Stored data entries
==============================

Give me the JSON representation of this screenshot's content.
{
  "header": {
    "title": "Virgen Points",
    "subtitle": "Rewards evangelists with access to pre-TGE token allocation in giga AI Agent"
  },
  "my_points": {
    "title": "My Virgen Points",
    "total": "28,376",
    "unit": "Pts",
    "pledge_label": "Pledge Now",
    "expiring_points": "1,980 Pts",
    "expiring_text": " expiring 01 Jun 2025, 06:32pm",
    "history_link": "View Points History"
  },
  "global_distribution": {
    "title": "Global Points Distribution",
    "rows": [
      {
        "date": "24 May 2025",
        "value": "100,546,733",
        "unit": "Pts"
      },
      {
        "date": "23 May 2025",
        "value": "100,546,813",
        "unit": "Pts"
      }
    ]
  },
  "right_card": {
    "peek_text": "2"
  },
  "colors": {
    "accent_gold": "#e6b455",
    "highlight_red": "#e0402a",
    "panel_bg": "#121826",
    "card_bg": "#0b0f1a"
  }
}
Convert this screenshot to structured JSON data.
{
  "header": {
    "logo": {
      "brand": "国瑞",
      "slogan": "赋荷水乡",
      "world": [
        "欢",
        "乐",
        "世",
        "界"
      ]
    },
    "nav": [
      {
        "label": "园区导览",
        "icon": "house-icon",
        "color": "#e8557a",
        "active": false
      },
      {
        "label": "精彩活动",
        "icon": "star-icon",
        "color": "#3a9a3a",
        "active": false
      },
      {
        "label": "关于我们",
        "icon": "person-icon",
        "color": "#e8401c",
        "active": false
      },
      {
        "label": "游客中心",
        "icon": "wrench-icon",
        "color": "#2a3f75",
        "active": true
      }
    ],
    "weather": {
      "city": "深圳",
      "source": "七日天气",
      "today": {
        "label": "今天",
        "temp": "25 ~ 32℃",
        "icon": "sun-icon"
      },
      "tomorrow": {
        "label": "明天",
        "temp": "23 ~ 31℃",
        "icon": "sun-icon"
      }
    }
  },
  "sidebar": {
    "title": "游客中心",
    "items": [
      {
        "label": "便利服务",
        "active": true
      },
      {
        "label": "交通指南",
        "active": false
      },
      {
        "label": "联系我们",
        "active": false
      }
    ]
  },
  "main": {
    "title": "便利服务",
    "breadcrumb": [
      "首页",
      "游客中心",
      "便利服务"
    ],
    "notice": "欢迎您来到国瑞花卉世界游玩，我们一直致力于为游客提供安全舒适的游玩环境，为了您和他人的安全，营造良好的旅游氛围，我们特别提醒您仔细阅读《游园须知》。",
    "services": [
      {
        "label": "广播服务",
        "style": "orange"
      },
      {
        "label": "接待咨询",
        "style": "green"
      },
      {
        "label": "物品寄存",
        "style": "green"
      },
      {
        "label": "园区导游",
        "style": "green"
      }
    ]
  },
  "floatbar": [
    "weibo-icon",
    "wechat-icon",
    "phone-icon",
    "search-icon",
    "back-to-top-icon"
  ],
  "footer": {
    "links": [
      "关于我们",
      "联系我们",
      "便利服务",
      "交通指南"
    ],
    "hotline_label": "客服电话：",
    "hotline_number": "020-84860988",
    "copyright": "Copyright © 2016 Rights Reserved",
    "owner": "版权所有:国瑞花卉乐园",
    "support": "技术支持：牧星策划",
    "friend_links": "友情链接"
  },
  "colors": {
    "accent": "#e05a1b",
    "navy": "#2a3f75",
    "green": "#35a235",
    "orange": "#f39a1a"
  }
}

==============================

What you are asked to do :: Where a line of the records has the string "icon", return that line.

Solution ::
        "icon": "house-icon",
        "icon": "star-icon",
        "icon": "person-icon",
        "icon": "wrench-icon",
        "icon": "sun-icon"
        "icon": "sun-icon"
    "weibo-icon",
    "wechat-icon",
    "phone-icon",
    "search-icon",
    "back-to-top-icon"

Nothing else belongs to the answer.